“Danger is real. Fear is a choice.” The tagline for After Earth hints at some deeper meaning, but no, things are much more literal than that. There’s a big scary-looking CGI alien monster here, but it cannot see, feel, or hear you – it can only smell your fear. As long as you aren’t afraid of it, it doesn’t even know you’re there.
The choice, in other words, seems easy. But early scenes depict sequences of Starship Troopers-like alien warfare, where squads of spacemen commandos are torn apart by the fear-sensing bugs. This begs a number of questions, including whether hand-to-hand combat is really the best way to battle this species (don’t they have robots? Or at least guns?), and the obvious: why fear what cannot harm you unless you fear it? It’s a logical conundrum.
But there in the middle of the carnage, casually strolling through the bloodshed like Zatoichi, is Cypher Raige (Will Smith), a legendary warrior who slays the beasts by “ghosting”, the process of rendering yourself invisible by not fearing the aliens. Gee, you think, they should all do that.
But I’m getting ahead of myself, lest you think this $130 million blockbuster is about fighting aliens. No, that’s just a prologue, and after 30 minutes of setup, and an hour of Cypher’s son Kitai (Jaden Smith) travelling around Earth in search of a distress beacon, we no longer care if the alien threat materializes by the end.
But of course it does: and to survive the vicious alien creature, Kitai must learn to overcome his fear…by, you know, literally overcoming his fear, so the alien cannot see him. What a great metaphor!
Sigh. You might expect this to be some kind of fun sci-fi spectacle with real-life father and son team Will and Jaden blasting away alien creatures, but that isn’t the case. After Earth is one of the most simplistic and straightforward blockbusters you’ll ever see, which is even more surprising coming from director and co-writer M. Night Shyamalan (The Sixth Sense). Establish themes, crash-land on Earth, fight for survival; with one of the director’s formerly-anticipated twists, this might have made a nice 30-minute Twilight Zone episode.
After Earth, IMDb tells me, began its life as an idea about a father-son camping trip gone awry. I can see it: adventurous father takes spoiled city kid deep into the wilderness, accident leaves father immobilized, kid must learn to fend for himself in order to save both of them. It may not be original, but that’s gold, with themes and situations most audience members can relate to.

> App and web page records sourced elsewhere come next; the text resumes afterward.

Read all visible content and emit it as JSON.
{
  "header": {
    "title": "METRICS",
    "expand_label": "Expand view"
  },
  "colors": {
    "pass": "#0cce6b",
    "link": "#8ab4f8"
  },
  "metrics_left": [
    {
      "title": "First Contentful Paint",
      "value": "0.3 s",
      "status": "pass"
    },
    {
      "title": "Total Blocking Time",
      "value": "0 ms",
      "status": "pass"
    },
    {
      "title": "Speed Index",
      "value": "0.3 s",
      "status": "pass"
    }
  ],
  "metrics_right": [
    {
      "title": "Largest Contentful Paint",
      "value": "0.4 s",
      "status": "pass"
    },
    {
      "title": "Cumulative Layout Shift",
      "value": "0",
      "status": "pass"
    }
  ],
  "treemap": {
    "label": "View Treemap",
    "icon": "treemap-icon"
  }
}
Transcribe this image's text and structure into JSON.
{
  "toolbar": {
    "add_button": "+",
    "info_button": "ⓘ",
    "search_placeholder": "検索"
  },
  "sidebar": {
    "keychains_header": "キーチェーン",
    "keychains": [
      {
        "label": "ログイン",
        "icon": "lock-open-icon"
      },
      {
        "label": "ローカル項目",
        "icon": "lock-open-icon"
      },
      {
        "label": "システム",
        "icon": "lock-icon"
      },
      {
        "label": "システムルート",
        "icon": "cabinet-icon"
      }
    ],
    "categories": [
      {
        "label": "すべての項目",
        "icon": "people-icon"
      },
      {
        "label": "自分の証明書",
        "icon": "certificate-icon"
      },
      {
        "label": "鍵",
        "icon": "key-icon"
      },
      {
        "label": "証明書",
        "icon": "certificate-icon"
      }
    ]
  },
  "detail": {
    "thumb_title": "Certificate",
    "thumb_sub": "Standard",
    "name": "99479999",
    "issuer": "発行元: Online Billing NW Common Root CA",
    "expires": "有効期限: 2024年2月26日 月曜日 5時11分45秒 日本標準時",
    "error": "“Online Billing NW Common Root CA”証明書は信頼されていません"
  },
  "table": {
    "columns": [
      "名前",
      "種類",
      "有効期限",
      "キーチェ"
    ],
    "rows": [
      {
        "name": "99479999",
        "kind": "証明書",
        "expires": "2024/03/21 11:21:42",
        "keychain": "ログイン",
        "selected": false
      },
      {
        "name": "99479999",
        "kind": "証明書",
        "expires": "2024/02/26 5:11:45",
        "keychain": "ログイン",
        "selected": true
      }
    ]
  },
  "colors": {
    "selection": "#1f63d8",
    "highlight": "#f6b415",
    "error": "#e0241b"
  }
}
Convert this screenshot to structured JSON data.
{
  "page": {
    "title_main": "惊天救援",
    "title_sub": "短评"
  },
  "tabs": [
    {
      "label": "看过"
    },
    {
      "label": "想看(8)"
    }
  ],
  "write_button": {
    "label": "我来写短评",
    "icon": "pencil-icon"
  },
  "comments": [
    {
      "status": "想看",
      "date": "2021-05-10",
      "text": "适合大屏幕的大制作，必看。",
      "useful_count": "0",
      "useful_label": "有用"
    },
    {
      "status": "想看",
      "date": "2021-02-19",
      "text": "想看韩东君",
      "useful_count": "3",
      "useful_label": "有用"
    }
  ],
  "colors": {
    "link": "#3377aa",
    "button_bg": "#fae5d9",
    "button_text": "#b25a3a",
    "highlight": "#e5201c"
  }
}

Transplant that story a thousand years into the future, with CGI aliens, distant characterizations, and ill-defined technology (while Earth is filled with animal and plant life, Kitai needs 12-hour oxygen ‘discs’ in order to breathe), and you’ve got a mess that the audience cannot possibly interact with. This is a survival movie in which we struggle to comprehend the survival tactics at almost every step of the way.
That doesn’t make for an engaging feature. In fact, After Earth is a wearying, frequently interminable experience that seems to move slower and slower as it drags on to its inevitable conclusion. Despite a director who specializes in sequences of suspense, and uncredited rewrites by Stephen Gaghan (Traffic, Syriana) and Mark Boal (The Hurt Locker, Zero Dark Thirty), this thing is torture to sit through.
Not that I hated it. After Earth is never offensively bad, and in fact it’s a good deal better than two other would-be sci-fi/fantasy franchises that failed to launch this year, Beautiful Creatures and The Host; I was almost surprised given the wretched reviews the film has received. No, the emotion I felt most here was pity: there’s a lot of talent and money up there on the screen, and even some neat ideas (I especially liked the organic-feeling set design). But it’s all for naught.